_WHAT IS EXPECTED_: Report back every line in the data that includes the string "time".

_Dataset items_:
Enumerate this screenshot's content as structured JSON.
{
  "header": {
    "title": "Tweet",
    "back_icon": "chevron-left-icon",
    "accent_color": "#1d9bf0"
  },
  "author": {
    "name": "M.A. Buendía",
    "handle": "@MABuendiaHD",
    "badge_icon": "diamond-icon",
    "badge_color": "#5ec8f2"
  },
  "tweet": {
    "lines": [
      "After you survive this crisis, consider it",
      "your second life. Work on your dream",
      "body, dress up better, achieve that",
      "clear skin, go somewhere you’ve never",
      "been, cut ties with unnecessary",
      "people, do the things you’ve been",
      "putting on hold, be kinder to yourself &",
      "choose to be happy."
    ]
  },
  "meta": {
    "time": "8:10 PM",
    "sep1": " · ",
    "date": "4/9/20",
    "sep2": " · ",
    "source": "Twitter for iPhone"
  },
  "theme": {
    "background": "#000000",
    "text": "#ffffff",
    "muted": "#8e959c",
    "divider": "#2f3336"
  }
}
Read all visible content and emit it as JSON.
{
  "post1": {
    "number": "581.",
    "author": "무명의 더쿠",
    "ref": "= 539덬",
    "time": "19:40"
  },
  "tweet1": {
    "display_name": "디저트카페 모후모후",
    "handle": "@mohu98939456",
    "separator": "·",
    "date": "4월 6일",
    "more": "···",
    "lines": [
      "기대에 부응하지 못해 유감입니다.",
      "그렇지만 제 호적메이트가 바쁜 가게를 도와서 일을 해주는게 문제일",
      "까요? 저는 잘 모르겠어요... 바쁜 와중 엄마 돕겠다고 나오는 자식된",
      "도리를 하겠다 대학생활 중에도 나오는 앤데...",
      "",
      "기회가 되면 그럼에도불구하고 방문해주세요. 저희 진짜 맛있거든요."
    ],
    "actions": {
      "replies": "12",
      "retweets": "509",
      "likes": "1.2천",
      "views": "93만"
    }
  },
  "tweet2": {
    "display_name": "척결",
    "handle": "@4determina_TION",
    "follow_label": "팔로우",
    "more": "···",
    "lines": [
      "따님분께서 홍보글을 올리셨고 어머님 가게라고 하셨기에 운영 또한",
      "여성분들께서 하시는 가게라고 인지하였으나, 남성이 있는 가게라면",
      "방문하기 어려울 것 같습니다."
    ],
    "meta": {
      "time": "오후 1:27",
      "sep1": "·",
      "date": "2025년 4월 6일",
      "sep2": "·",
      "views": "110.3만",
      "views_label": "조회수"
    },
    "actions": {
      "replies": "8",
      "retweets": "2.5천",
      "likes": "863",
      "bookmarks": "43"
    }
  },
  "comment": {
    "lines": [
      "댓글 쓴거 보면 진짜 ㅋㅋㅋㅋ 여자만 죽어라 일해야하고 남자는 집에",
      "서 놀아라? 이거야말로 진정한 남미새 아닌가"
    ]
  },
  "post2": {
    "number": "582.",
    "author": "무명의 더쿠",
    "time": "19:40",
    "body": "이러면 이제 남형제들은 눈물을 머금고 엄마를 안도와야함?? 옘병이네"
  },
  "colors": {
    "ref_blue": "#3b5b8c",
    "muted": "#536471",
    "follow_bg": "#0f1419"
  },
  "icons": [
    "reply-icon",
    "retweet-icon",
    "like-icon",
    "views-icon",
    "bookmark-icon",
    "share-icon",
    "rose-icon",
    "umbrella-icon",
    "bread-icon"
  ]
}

_ANSWER AREA_:
    "time": "8:10 PM",
    "time": "19:40"
      "time": "오후 1:27",
    "time": "19:40",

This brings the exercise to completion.